"The nature and quality of our bilateral relationship is obviously going to be a function of whether we saw Pakistan take meaningful steps to hold support for the terrorist proxies that operate on its soil," Alice Wells, the Principal Deputy Assistant Secretary of State for South and Central Asia told reporters during a conference call.
This was the message delivered by the Secretary of State Mike Pompeo to the new leadership of Pakistan during his recent visit to Islamabad, she said.
"It was an opportunity for the Secretary to meet with a new civilian leadership early in his tenure to describe the aspirations we have for the bilateral relationship that we would like to be able to work with Pakistan to establish stability and a political settlement in Afghanistan," Wells said as she briefed about Pompeo's September 5 visit to Pakistan.
"It was a very consistent message that Pompeo delivered," she said.
The message conveyed America's desire to work with Pakistan productively and constructively and the decisive and sustained steps that US believes are necessary to provide the appropriate incentive to convince the Taliban to go to the negotiating table, she said.
"I think the Secretary Pompeo appreciated the constructive conversations that he had in Islamabad. But the emphasis is on seeing actions that are understandable and measurable by the US and all of the other 40 countries involved in resolute support mission, Wells said.
Responding to a question, Wells said in general the US supports a dialogue between India and Pakistan that can reduce tensions.

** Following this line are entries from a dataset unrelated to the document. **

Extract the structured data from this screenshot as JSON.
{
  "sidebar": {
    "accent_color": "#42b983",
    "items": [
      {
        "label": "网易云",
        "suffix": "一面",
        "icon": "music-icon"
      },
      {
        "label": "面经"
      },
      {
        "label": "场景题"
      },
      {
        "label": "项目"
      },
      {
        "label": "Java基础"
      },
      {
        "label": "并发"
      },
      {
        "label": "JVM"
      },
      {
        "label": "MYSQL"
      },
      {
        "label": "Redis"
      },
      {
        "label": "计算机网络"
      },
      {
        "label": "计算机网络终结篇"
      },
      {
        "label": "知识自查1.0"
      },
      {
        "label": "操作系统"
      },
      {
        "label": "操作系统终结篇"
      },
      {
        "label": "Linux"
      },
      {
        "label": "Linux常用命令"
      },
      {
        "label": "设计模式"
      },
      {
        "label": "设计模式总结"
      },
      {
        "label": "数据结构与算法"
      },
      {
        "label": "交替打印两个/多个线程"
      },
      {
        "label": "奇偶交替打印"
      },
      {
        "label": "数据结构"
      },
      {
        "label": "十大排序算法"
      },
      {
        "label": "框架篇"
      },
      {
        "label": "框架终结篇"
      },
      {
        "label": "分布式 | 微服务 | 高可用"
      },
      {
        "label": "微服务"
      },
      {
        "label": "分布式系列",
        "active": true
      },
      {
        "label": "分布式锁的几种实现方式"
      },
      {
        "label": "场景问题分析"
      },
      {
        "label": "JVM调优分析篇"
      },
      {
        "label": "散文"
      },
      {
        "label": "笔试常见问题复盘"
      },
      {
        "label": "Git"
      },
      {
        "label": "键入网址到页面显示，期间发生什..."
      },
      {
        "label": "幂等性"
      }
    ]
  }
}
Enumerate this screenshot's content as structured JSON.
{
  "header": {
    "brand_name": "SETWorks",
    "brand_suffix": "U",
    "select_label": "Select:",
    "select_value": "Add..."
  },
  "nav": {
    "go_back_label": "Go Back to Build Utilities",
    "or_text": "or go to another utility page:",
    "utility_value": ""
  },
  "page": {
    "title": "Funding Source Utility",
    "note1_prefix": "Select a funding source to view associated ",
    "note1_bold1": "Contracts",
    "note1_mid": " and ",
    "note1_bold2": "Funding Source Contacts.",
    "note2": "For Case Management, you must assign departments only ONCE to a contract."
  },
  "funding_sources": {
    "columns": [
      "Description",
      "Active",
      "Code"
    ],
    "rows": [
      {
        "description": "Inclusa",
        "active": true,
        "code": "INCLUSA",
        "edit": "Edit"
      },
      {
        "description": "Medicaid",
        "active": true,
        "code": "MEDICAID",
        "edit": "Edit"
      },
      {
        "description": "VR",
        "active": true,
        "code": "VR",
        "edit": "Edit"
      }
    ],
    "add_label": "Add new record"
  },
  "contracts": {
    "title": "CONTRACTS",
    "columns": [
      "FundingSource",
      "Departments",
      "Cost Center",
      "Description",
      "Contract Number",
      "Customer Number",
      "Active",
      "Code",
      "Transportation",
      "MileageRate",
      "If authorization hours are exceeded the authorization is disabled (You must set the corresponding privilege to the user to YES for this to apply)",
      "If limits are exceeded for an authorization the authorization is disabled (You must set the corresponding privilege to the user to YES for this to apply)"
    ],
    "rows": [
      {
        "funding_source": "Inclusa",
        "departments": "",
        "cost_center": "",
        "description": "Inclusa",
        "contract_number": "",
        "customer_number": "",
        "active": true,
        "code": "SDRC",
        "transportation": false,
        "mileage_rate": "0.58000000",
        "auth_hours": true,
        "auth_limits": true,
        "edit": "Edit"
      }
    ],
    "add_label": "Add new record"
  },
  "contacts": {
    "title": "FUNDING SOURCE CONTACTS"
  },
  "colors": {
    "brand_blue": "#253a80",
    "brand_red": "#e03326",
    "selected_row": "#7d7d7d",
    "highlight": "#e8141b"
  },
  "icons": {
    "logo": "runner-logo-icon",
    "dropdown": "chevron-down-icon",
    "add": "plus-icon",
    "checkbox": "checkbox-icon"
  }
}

"We understand and have had frequent conversations with our Indian partners on the expectations that there would be a demonstrable reduction in cross border terrorism or infiltration that will help create the confidence for a dialogue to take place," she said.
The US, she said, welcomes the positive messages that were exchanged between Pakistan Prime Minister Imran Khan and Indian Prime Minister Narendra Modi and "how the two governments can build on what is already existing structures, whether it's the national security advisor dialogue or the DGMO channel or the people-to-people ties that have been sustained through the bus service."
"If conditions can be created for a productive bilateral conversation, obviously we would be very supportive," Wells said.